As cheesy as it is, I can't hear this song without thinking of Rachel Corrie. And it makes me smile in spite of the ache in my chest.
Today is the eighth anniversary of Corrie's death, crushed by an Israeli bulldozer as she stood in front of a Palestinian's home in Rafah, Gaza Strip. I first heard about her death not long after it happened. A journalist friend of ours called me to ask if I knew her. I didn't. But when I said her name out loud, the driver of the car I was in gasped. He had been in Rafah two weeks before. He had met Rachel Corrie. And he had stood next to her in front of the blade of an Israeli bulldozer.
The whole incident sent a chill through all of us internationals working in the West Bank or the Gaza Strip at the time. It seemed to me that the Israeli soldiers treated us more brazenly and that we were far more timid in approaching them.

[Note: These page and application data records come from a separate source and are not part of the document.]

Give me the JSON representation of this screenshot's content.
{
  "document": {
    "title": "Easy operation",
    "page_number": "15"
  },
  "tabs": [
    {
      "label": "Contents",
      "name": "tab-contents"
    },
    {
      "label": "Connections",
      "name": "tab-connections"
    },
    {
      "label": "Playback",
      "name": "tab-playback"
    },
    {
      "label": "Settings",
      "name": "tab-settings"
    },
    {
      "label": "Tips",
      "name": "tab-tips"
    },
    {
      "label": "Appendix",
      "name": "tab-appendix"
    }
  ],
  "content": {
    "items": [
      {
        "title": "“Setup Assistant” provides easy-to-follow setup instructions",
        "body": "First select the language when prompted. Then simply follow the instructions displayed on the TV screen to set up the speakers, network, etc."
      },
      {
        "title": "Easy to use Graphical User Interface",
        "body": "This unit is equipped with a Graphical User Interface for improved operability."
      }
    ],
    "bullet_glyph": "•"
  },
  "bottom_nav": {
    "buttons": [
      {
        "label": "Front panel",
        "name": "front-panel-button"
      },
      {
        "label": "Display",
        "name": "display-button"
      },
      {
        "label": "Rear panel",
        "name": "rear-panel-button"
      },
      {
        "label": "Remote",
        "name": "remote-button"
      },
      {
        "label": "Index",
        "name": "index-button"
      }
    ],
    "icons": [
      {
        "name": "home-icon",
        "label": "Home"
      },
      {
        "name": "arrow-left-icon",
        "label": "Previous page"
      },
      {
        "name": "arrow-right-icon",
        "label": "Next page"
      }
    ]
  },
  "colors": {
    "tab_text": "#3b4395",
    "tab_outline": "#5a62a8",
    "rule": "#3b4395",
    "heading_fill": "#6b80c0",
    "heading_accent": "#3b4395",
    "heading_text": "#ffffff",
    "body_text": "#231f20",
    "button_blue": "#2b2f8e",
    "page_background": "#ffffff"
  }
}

I am still haunted by her death from time to time. This quote from her journal is the one that links her memory to the song and also makes me weep for what the world lost on March 16, 2003:
I'm really scared, and questioning my fundamental belief in the goodness of human nature. This has to stop. I think it is a good idea for us all to drop everything and devote our lives to making this stop. I don't think it's an extremist thing to do anymore. I still really want to dance around to Pat Benatar and have boyfriends and make comics for my coworkers. But I also want this to stop.
I hope this makes Pat proud.